→ Action item: As an exercise, copy out the entries exactly as written.
═══ Working data ═══
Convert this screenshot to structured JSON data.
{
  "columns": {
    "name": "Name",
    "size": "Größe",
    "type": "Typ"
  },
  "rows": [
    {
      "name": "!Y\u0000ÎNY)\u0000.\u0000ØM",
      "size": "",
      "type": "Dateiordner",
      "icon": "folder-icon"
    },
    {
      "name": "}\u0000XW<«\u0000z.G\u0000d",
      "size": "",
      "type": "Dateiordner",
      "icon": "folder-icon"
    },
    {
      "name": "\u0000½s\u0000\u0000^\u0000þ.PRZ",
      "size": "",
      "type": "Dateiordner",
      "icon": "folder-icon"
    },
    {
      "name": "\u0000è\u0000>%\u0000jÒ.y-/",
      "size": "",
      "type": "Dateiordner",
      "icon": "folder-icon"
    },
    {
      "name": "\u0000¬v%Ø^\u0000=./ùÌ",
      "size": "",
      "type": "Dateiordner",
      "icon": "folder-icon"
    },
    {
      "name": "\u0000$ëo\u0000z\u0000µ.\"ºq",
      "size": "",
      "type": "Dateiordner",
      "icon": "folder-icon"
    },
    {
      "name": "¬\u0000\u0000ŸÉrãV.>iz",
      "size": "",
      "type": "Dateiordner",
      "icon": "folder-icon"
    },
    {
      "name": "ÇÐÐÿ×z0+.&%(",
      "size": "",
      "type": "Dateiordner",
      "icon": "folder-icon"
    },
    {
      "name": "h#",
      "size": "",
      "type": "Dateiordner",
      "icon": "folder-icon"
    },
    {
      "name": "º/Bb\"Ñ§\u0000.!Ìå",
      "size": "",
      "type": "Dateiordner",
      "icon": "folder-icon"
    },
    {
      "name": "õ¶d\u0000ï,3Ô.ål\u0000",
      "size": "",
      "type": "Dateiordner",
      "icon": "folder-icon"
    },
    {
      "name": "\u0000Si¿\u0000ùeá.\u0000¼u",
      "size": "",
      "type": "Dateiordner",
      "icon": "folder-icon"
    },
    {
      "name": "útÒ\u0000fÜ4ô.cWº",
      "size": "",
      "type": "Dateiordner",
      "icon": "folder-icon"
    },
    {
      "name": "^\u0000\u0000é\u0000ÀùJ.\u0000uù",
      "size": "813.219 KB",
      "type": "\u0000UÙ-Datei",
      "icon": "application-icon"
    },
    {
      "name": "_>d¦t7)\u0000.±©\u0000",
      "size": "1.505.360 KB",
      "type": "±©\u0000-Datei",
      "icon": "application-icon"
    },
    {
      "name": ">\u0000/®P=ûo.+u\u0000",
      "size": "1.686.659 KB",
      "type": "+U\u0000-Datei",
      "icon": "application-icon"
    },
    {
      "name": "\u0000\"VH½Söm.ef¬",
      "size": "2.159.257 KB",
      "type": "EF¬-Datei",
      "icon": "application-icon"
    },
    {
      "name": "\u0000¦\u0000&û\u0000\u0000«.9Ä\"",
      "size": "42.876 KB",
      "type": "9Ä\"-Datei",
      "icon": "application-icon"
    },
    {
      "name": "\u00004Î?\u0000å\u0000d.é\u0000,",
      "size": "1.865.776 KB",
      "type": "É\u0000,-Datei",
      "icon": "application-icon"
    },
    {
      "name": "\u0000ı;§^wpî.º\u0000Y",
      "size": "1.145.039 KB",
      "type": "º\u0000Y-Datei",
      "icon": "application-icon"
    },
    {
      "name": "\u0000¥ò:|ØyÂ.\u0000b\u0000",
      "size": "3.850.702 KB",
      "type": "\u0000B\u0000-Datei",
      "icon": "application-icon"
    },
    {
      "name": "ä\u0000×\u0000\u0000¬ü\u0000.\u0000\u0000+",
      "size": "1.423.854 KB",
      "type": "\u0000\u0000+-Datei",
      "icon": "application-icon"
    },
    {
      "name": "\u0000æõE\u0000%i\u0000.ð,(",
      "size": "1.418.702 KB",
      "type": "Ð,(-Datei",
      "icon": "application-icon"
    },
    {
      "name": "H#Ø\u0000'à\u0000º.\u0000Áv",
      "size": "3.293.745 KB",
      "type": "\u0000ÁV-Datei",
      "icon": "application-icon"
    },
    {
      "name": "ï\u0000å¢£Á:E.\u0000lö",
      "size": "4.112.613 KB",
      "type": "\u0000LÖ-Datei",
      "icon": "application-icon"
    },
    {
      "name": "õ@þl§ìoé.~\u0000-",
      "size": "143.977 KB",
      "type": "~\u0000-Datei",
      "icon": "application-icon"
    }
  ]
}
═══
→ Response to the task:
Convert this screenshot to structured JSON data.
{
  "columns": {
    "name": "Name",
    "size": "Größe",
    "type": "Typ"
  },
  "rows": [
    {
      "name": "!Y\u0000ÎNY)\u0000.\u0000ØM",
      "size": "",
      "type": "Dateiordner",
      "icon": "folder-icon"
    },
    {
      "name": "}\u0000XW<«\u0000z.G\u0000d",
      "size": "",
      "type": "Dateiordner",
      "icon": "folder-icon"
    },
    {
      "name": "\u0000½s\u0000\u0000^\u0000þ.PRZ",
      "size": "",
      "type": "Dateiordner",
      "icon": "folder-icon"
    },
    {
      "name": "\u0000è\u0000>%\u0000jÒ.y-/",
      "size": "",
      "type": "Dateiordner",
      "icon": "folder-icon"
    },
    {
      "name": "\u0000¬v%Ø^\u0000=./ùÌ",
      "size": "",
      "type": "Dateiordner",
      "icon": "folder-icon"
    },
    {
      "name": "\u0000$ëo\u0000z\u0000µ.\"ºq",
      "size": "",
      "type": "Dateiordner",
      "icon": "folder-icon"
    },
    {
      "name": "¬\u0000\u0000ŸÉrãV.>iz",
      "size": "",
      "type": "Dateiordner",
      "icon": "folder-icon"
    },
    {
      "name": "ÇÐÐÿ×z0+.&%(",
      "size": "",
      "type": "Dateiordner",
      "icon": "folder-icon"
    },
    {
      "name": "h#",
      "size": "",
      "type": "Dateiordner",
      "icon": "folder-icon"
    },
    {
      "name": "º/Bb\"Ñ§\u0000.!Ìå",
      "size": "",
      "type": "Dateiordner",
      "icon": "folder-icon"
    },
    {
      "name": "õ¶d\u0000ï,3Ô.ål\u0000",
      "size": "",
      "type": "Dateiordner",
      "icon": "folder-icon"
    },
    {
      "name": "\u0000Si¿\u0000ùeá.\u0000¼u",
      "size": "",
      "type": "Dateiordner",
      "icon": "folder-icon"
    },
    {
      "name": "útÒ\u0000fÜ4ô.cWº",
      "size": "",
      "type": "Dateiordner",
      "icon": "folder-icon"
    },
    {
      "name": "^\u0000\u0000é\u0000ÀùJ.\u0000uù",
      "size": "813.219 KB",
      "type": "\u0000UÙ-Datei",
      "icon": "application-icon"
    },
    {
      "name": "_>d¦t7)\u0000.±©\u0000",
      "size": "1.505.360 KB",
      "type": "±©\u0000-Datei",
      "icon": "application-icon"
    },
    {
      "name": ">\u0000/®P=ûo.+u\u0000",
      "size": "1.686.659 KB",
      "type": "+U\u0000-Datei",
      "icon": "application-icon"
    },
    {
      "name": "\u0000\"VH½Söm.ef¬",
      "size": "2.159.257 KB",
      "type": "EF¬-Datei",
      "icon": "application-icon"
    },
    {
      "name": "\u0000¦\u0000&û\u0000\u0000«.9Ä\"",
      "size": "42.876 KB",
      "type": "9Ä\"-Datei",
      "icon": "application-icon"
    },
    {
      "name": "\u00004Î?\u0000å\u0000d.é\u0000,",
      "size": "1.865.776 KB",
      "type": "É\u0000,-Datei",
      "icon": "application-icon"
    },
    {
      "name": "\u0000ı;§^wpî.º\u0000Y",
      "size": "1.145.039 KB",
      "type": "º\u0000Y-Datei",
      "icon": "application-icon"
    },
    {
      "name": "\u0000¥ò:|ØyÂ.\u0000b\u0000",
      "size": "3.850.702 KB",
      "type": "\u0000B\u0000-Datei",
      "icon": "application-icon"
    },
    {
      "name": "ä\u0000×\u0000\u0000¬ü\u0000.\u0000\u0000+",
      "size": "1.423.854 KB",
      "type": "\u0000\u0000+-Datei",
      "icon": "application-icon"
    },
    {
      "name": "\u0000æõE\u0000%i\u0000.ð,(",
      "size": "1.418.702 KB",
      "type": "Ð,(-Datei",
      "icon": "application-icon"
    },
    {
      "name": "H#Ø\u0000'à\u0000º.\u0000Áv",
      "size": "3.293.745 KB",
      "type": "\u0000ÁV-Datei",
      "icon": "application-icon"
    },
    {
      "name": "ï\u0000å¢£Á:E.\u0000lö",
      "size": "4.112.613 KB",
      "type": "\u0000LÖ-Datei",
      "icon": "application-icon"
    },
    {
      "name": "õ@þl§ìoé.~\u0000-",
      "size": "143.977 KB",
      "type": "~\u0000-Datei",
      "icon": "application-icon"
    }
  ]
}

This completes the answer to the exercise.